Further, sentiment analysis models may be significantly enhanced in the future by various research endeavors. Using ensemble techniques, such as bagging and boosting, which combine the advantages of many algorithms to increase model resilience, is one possible avenue. Furthermore, investigating sophisticated deep learning architectures like transformers and recurrent neural networks (RNNs) may provide fresh perspectives on how to identify minute sentiment patterns in textual data. Context-aware characteristics and domain-specific knowledge may also be included to produce predictions that are more pertinent and accurate. Transfer learning techniques, where pre-trained models are fine-tuned with movie review datasets, could speed up training and boost performance, especially when annotated data is limited. Finally, integrating multimodal data, such as combining text reviews with visual elements like movie posters or trailers, could provide a richer and more comprehensive understanding of audience sentiments. By addressing these future research directions, the field of sentiment analysis can be continuously advanced, contributing to its practical applications in various domains, including movie recommendation systems, market research, and social media analytics.
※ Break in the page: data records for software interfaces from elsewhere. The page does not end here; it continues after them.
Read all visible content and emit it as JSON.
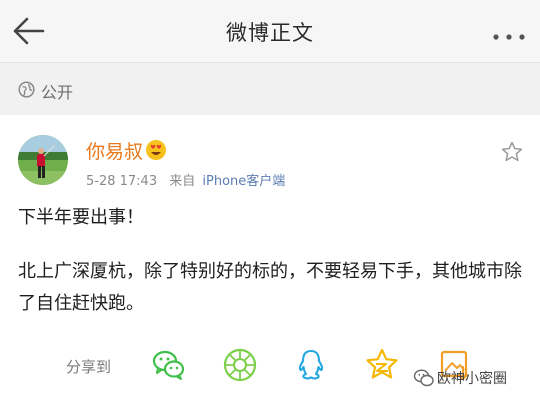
{
  "header": {
    "title": "微博正文",
    "back_icon": "arrow-left-icon",
    "more_icon": "more-dots-icon"
  },
  "privacy": {
    "icon": "globe-icon",
    "label": "公开"
  },
  "post": {
    "author": {
      "name": "你易叔",
      "badge_icon": "emoji-badge-icon"
    },
    "time": "5-28 17:43",
    "via_label": "来自",
    "client": "iPhone客户端",
    "favorite_icon": "star-outline-icon",
    "text": {
      "line1": "下半年要出事！",
      "paragraph2": "北上广深厦杭，除了特别好的标的，不要轻易下手，其他城市除了自住赶快跑。"
    }
  },
  "share": {
    "label": "分享到",
    "targets": [
      {
        "icon": "wechat-icon",
        "color": "#40c04a"
      },
      {
        "icon": "moments-icon",
        "color": "#7ccf48"
      },
      {
        "icon": "qq-icon",
        "color": "#25a8e0"
      },
      {
        "icon": "qzone-icon",
        "color": "#f5b700"
      },
      {
        "icon": "album-icon",
        "color": "#f0a02a"
      }
    ]
  },
  "watermark": {
    "text": "欧神小密圈"
  },
  "colors": {
    "accent_username": "#e8781b",
    "link": "#5b7cb1",
    "header_bg": "#f6f6f6"
  }
}
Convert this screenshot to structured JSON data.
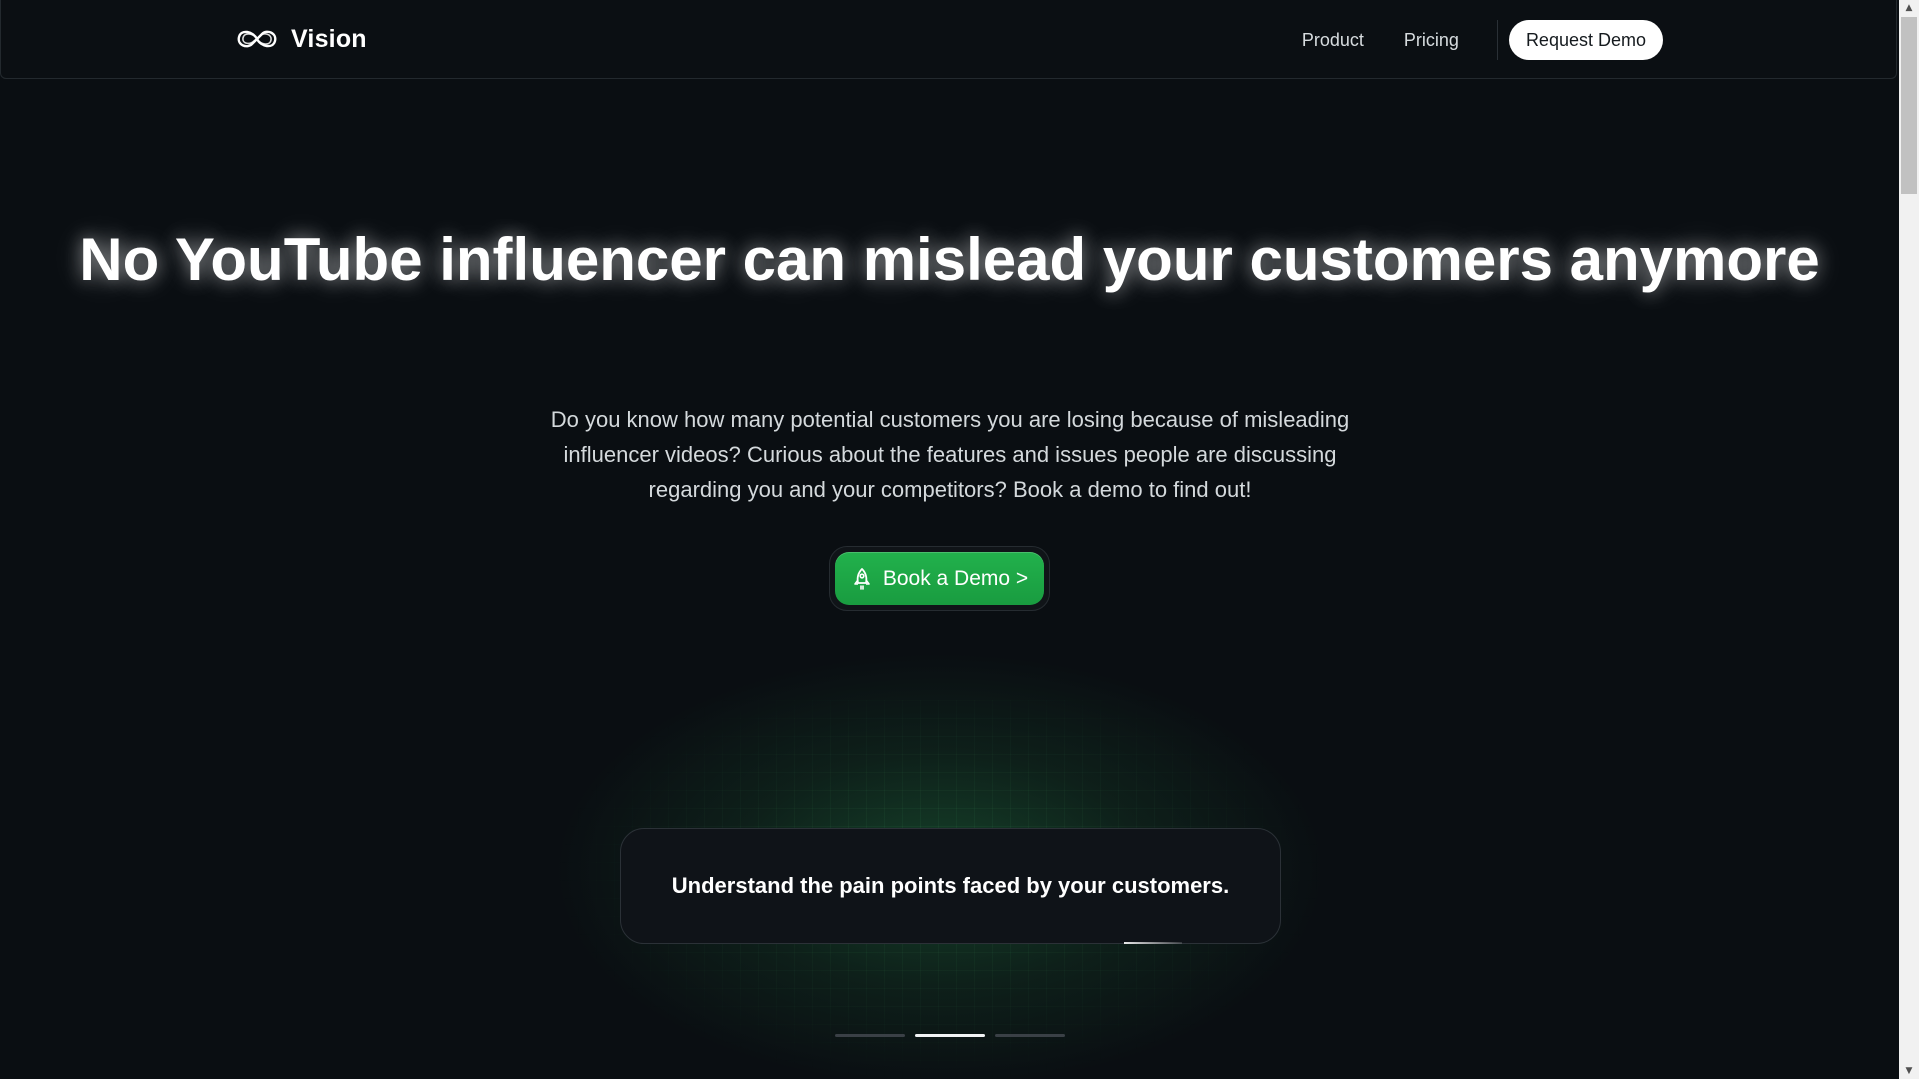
{
  "nav": {
    "brand": "Vision",
    "links": [
      "Product",
      "Pricing"
    ],
    "cta": "Request Demo"
  },
  "hero": {
    "title": "No YouTube influencer can mislead your customers anymore",
    "subtitle": "Do you know how many potential customers you are losing because of misleading influencer videos? Curious about the features and issues people are discussing regarding you and your competitors? Book a demo to find out!",
    "cta": "Book a Demo >"
  },
  "feature": {
    "text": "Understand the pain points faced by your customers.",
    "slides": 3,
    "active_slide": 2
  },
  "icons": {
    "logo": "infinity-icon",
    "cta": "rocket-icon"
  },
  "colors": {
    "background": "#0a0e12",
    "accent": "#1fa846",
    "text": "#ffffff"
  }
}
Conceptualization, M.C., and A.E.; methodology, M.C., and A.E.; software, M.C.; validation, M.C. and A.E.; formal analysis, M.C.; investigation, M.C.; resources, M.C.; data curation, M.C.; writing—original draft preparation, M.C.; writing—review and editing, M.C.; visualization, M.C.; supervision, M.C. and A.E.; project administration, M.C.
The data for this study was sourced from a dataset obtained from the online platform Kaggle (https://www.kaggle.com/datasets/abhi8923shriv/sentiment-analysis-dataset). The dataset used in this study is publicly available and can be accessed via the provided link.
The authors declare no conflict of interest.